It's a site this deep and wide -- and the enormous quantities of waste rock associated with it -- that lies at the heart of the environmental debate.
If handled improperly, a mine has the potential to harm groundwater and destroy streams, wetlands and ponds that thread the landscape.
As environmentalists see it, an analysis by the nonpartisan Legislative Council, the research arm of the Legislature, cites numerous examples where safeguards would be rolled back by this year's mining bill.
But Scott Manley, a lobbyist with Wisconsin Manufacturers & Commerce, sees it differently.
"When you look at the totality of what is being proposed here, it is a very robust set of regulations that protect the environment," he said.
The legislative analysis, written nearly a year ago after an Assembly version of the bill was introduced, spells out areas where the mining legislation differs from current law.
The slope of waste rock, for example, could be piled steeper than existing law, potentially allowing for faster water runoff.
Restrictions on the location of mining waste rock within 1,000 feet of a lake or pond, or 300 feet from a stream or river, wouldn't apply if the DNR approves such activity with another environmental permit.
The bill replaces standards on withdrawals from surface and groundwater with broader language that says the DNR must allow such uses if it doesn't have a significant effect on public waters -- a term that troubles environmentalists because they believe it opens the door to abuse.
George Meyer, executive director of the Wisconsin Wildlife Federation, said that by omission, the mining bill could allow operators of an iron mine to fill in a pond or lake.

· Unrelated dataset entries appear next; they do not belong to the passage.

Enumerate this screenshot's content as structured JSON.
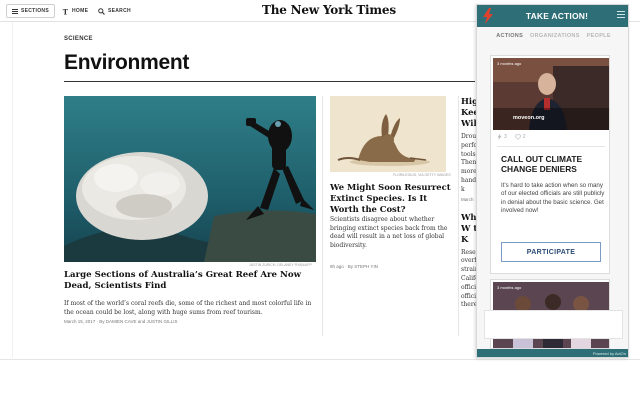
{
  "nyt": {
    "topbar": {
      "sections_label": "SECTIONS",
      "home_label": "HOME",
      "search_label": "SEARCH",
      "masthead": "The New York Times"
    },
    "section_kicker": "SCIENCE",
    "page_title": "Environment",
    "main_story": {
      "image_caption": "JUSTIN ZURICH, DELANEY RYAN/AFP",
      "headline": "Large Sections of Australia’s Great Reef Are Now Dead, Scientists Find",
      "summary": "If most of the world’s coral reefs die, some of the richest and most colorful life in the ocean could be lost, along with huge sums from reef tourism.",
      "byline": "March 15, 2017 · By DAMIEN CAVE and JUSTIN GILLIS"
    },
    "second_story": {
      "image_caption": "FLORILEGIUS, VIA GETTY IMAGES",
      "headline": "We Might Soon Resurrect Extinct Species. Is It Worth the Cost?",
      "summary": "Scientists disagree about whether bringing extinct species back from the dead will result in a net loss of global biodiversity.",
      "byline": "9h ago · By STEPH YIN"
    },
    "third_story": {
      "headline": "High Keep Wild",
      "summary": "Drous perfo tools. Them more hand had k",
      "byline": "March",
      "headline_2": "Wh A W to K",
      "summary_2": "Resea overf strain Califo offici offici there"
    }
  },
  "acton": {
    "title": "TAKE ACTION!",
    "tabs": [
      {
        "label": "ACTIONS",
        "active": true
      },
      {
        "label": "ORGANIZATIONS",
        "active": false
      },
      {
        "label": "PEOPLE",
        "active": false
      }
    ],
    "card": {
      "video_time": "3 months ago",
      "video_brand": "moveon.org",
      "stat_actions": "3",
      "stat_likes": "2",
      "title": "CALL OUT CLIMATE CHANGE DENIERS",
      "description": "It's hard to take action when so many of our elected officials are still publicly in denial about the basic science. Get involved now!",
      "button_label": "PARTICIPATE"
    },
    "card2": {
      "video_time": "3 months ago"
    },
    "footer": "Powered by ActOn",
    "colors": {
      "header_bg": "#2e6e76",
      "button_border": "#7a9bc4",
      "logo_red": "#e0412f"
    }
  }
}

"This totally contradicts the statement that environmental standards are not lowered," asserted Meyer, a former secretary of the DNR under Republican Gov. Tommy Thompson.
"The document lays out that there is a weakening of environmental standards."
But Manley dismisses such criticism as "scare tactics."
Manley said that grading and stabilization of waste rock have to conform to all state and federal laws.
Water runoff from the site has to be managed and treated in compliance with state storm-water laws, he said.
State water quality standards are not changed. "We just can't, as a state, exempt people from the (federal) Clean Water Act."
Manley said the addition of wording such as significant in the law relating to state waters is an attempt to clarify what could be left open to interpretation.
It is acceptable, he said, to have a minor impact, "but if you have a significant impact, the DNR shouldn't allow it," Manley said.
"We are talking about a permitting process that could cost $30 to $50 million."
As for filling in ponds or a lake, Manley said current law allows such impacts.
But a pond or lake by state law can also mean a "puddle the size of a dinner table," Manley said.
It's these types of waters that could be potentially filled by a mine operator -- but only if it meets criteria, such as not harming the flow of local streams, not degrading water quality or not affecting rights of riparian property owners, according to Manley.
"There are a lot of changes that could easily be seen as weakening of environmental regulations," said Ann Coakley, the DNR's top administrator on mining issues.
"But it's hard to say what they mean, in actuality. It's going to depend on location and design of the mine."
Last spring, when the mining bill collapsed, DNR Secretary Cathy Stepp, an appointee of Gov. Scott Walker, issued a statement saying the bill had become "just another political pinata" designed to deprive Walker of a win before his recall fight.
She asserted, however, that the bill would give the DNR "more tools to successfully site a potential iron ore mine."
The DNR sticks with that assessment. Deputy DNR Secretary Matt Moroney said last week the legislation would give the DNR the ability to conduct a rigorous review of a mining project.
"(Gogebic) is going to have a high hurdle to cross," Moroney said. "We want to make sure a mine is sited correctly. It's kind of our legacy as far as looking back and saying we were able to successfully site it."
Distributed by MCT Information Services
Most Popular Stories
- Updates on Everglades' Stranded Pilot Whales
- NSA Tracks 5 Billion Cellphone Records a Day
- Hezbollah Chief's Assassination Claimed by Sunni Group
- Stolen Cobalt-60 Recovered in Mexico
- Wind Power and Wildlife Can Coexist
- Ford Mustang Still Packs Power
- Allstate Seeks to Invest in Minority Firms
- Sarmiento to Handle Greeley Latin Ops
- First-time Jobless Claims Drop Below 300,000
- White House Pushes to Extend Unemployment Benefits